Your job is to retype the records exactly while dropping every picture.

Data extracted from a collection
_ _ _ _

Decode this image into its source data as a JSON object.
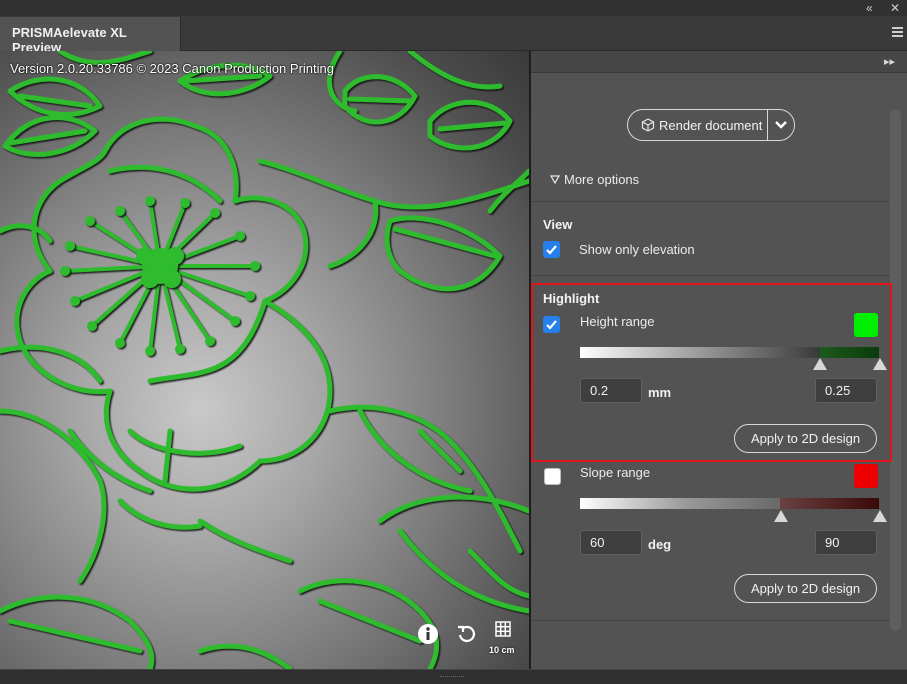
{
  "window": {
    "collapse_icon": "double-chevron-left-icon",
    "close_icon": "close-icon",
    "collapse_glyph": "«",
    "close_glyph": "✕"
  },
  "tab": {
    "title": "PRISMAelevate XL Preview"
  },
  "viewer": {
    "version_text": "Version 2.0.20.33786 © 2023 Canon Production Printing",
    "tools": {
      "info_icon": "info-icon",
      "reset_icon": "reset-rotate-icon",
      "grid_icon": "grid-icon",
      "grid_scale_label": "10 cm"
    },
    "art_color": "#2dbb2d"
  },
  "panel": {
    "render": {
      "label": "Render document",
      "icon": "cube-icon",
      "dropdown_icon": "chevron-down-icon"
    },
    "more_options": {
      "label": "More options",
      "icon": "triangle-down-icon"
    },
    "view": {
      "title": "View",
      "show_only_elevation": {
        "label": "Show only elevation",
        "checked": true
      }
    },
    "highlight": {
      "title": "Highlight",
      "height_range": {
        "label": "Height range",
        "checked": true,
        "color": "#00ee00",
        "min_value": "0.2",
        "max_value": "0.25",
        "unit": "mm",
        "apply_label": "Apply to 2D design"
      },
      "slope_range": {
        "label": "Slope range",
        "checked": false,
        "color": "#ee0000",
        "min_value": "60",
        "max_value": "90",
        "unit": "deg",
        "apply_label": "Apply to 2D design"
      }
    }
  }
}
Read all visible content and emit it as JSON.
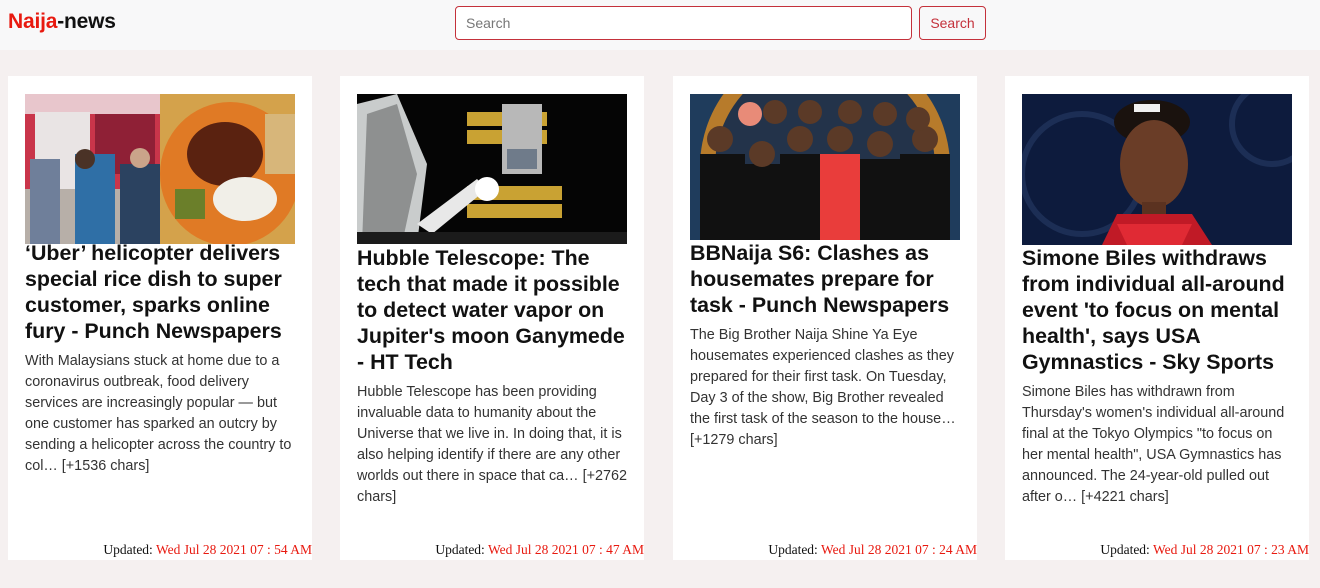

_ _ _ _

- _RESULT OF THE TASK_
Decode this image into its source data as a JSON object.
{
  "window": {
    "collapse_icon": "double-chevron-left-icon",
    "close_icon": "close-icon",
    "collapse_glyph": "«",
    "close_glyph": "✕"
  },
  "tab": {
    "title": "PRISMAelevate XL Preview"
  },
  "viewer": {
    "version_text": "Version 2.0.20.33786 © 2023 Canon Production Printing",
    "tools": {
      "info_icon": "info-icon",
      "reset_icon": "reset-rotate-icon",
      "grid_icon": "grid-icon",
      "grid_scale_label": "10 cm"
    },
    "art_color": "#2dbb2d"
  },
  "panel": {
    "render": {
      "label": "Render document",
      "icon": "cube-icon",
      "dropdown_icon": "chevron-down-icon"
    },
    "more_options": {
      "label": "More options",
      "icon": "triangle-down-icon"
    },
    "view": {
      "title": "View",
      "show_only_elevation": {
        "label": "Show only elevation",
        "checked": true
      }
    },
    "highlight": {
      "title": "Highlight",
      "height_range": {
        "label": "Height range",
        "checked": true,
        "color": "#00ee00",
        "min_value": "0.2",
        "max_value": "0.25",
        "unit": "mm",
        "apply_label": "Apply to 2D design"
      },
      "slope_range": {
        "label": "Slope range",
        "checked": false,
        "color": "#ee0000",
        "min_value": "60",
        "max_value": "90",
        "unit": "deg",
        "apply_label": "Apply to 2D design"
      }
    }
  }
}
Read all visible content and emit it as JSON.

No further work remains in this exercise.